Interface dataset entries
------------------------------------------------------------------------

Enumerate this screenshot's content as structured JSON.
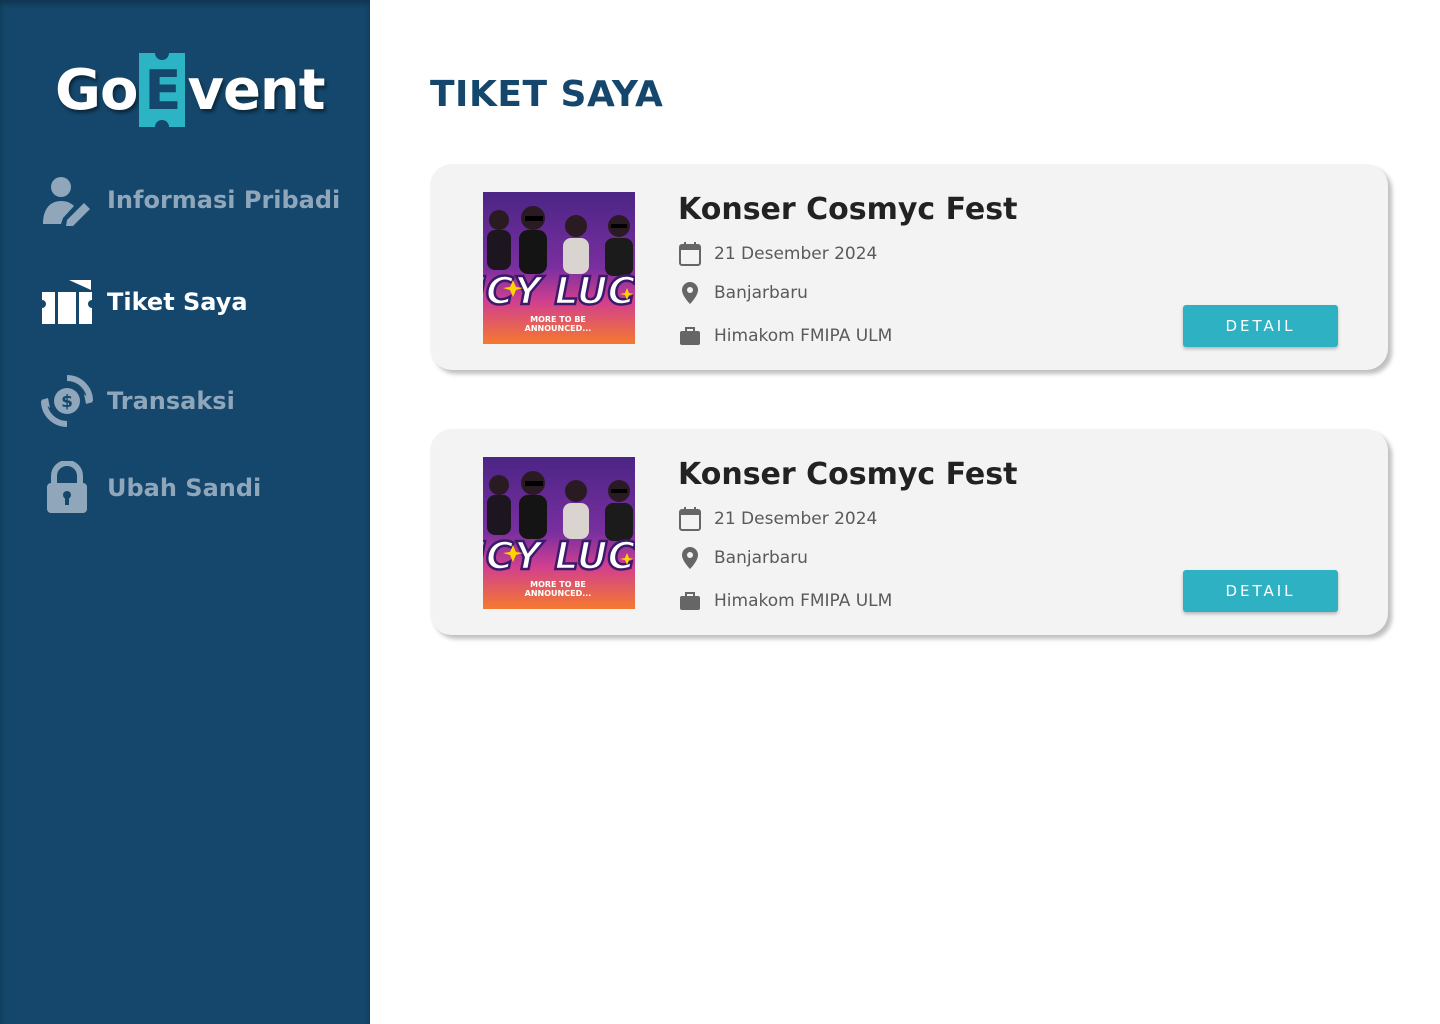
{
  "brand": {
    "logo_left": "Go",
    "logo_e": "E",
    "logo_right": "vent"
  },
  "sidebar": {
    "items": [
      {
        "label": "Informasi Pribadi",
        "icon": "user-edit-icon",
        "active": false
      },
      {
        "label": "Tiket Saya",
        "icon": "ticket-icon",
        "active": true
      },
      {
        "label": "Transaksi",
        "icon": "transaction-icon",
        "active": false
      },
      {
        "label": "Ubah Sandi",
        "icon": "lock-icon",
        "active": false
      }
    ]
  },
  "main": {
    "title": "TIKET SAYA",
    "tickets": [
      {
        "title": "Konser Cosmyc Fest",
        "date": "21 Desember 2024",
        "location": "Banjarbaru",
        "organizer": "Himakom FMIPA ULM",
        "poster_text": "LUCY",
        "poster_sub": "MORE TO BE ANNOUNCED...",
        "button": "DETAIL"
      },
      {
        "title": "Konser Cosmyc Fest",
        "date": "21 Desember 2024",
        "location": "Banjarbaru",
        "organizer": "Himakom FMIPA ULM",
        "poster_text": "LUCY",
        "poster_sub": "MORE TO BE ANNOUNCED...",
        "button": "DETAIL"
      }
    ]
  },
  "colors": {
    "sidebar_bg": "#14476b",
    "accent": "#2eb1c2",
    "title": "#14476b",
    "card_bg": "#f3f3f3"
  }
}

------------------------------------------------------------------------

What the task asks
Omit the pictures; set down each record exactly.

Answer box
Enumerate this screenshot's content as structured JSON.
{
  "brand": {
    "logo_left": "Go",
    "logo_e": "E",
    "logo_right": "vent"
  },
  "sidebar": {
    "items": [
      {
        "label": "Informasi Pribadi",
        "icon": "user-edit-icon",
        "active": false
      },
      {
        "label": "Tiket Saya",
        "icon": "ticket-icon",
        "active": true
      },
      {
        "label": "Transaksi",
        "icon": "transaction-icon",
        "active": false
      },
      {
        "label": "Ubah Sandi",
        "icon": "lock-icon",
        "active": false
      }
    ]
  },
  "main": {
    "title": "TIKET SAYA",
    "tickets": [
      {
        "title": "Konser Cosmyc Fest",
        "date": "21 Desember 2024",
        "location": "Banjarbaru",
        "organizer": "Himakom FMIPA ULM",
        "poster_text": "LUCY",
        "poster_sub": "MORE TO BE ANNOUNCED...",
        "button": "DETAIL"
      },
      {
        "title": "Konser Cosmyc Fest",
        "date": "21 Desember 2024",
        "location": "Banjarbaru",
        "organizer": "Himakom FMIPA ULM",
        "poster_text": "LUCY",
        "poster_sub": "MORE TO BE ANNOUNCED...",
        "button": "DETAIL"
      }
    ]
  },
  "colors": {
    "sidebar_bg": "#14476b",
    "accent": "#2eb1c2",
    "title": "#14476b",
    "card_bg": "#f3f3f3"
  }
}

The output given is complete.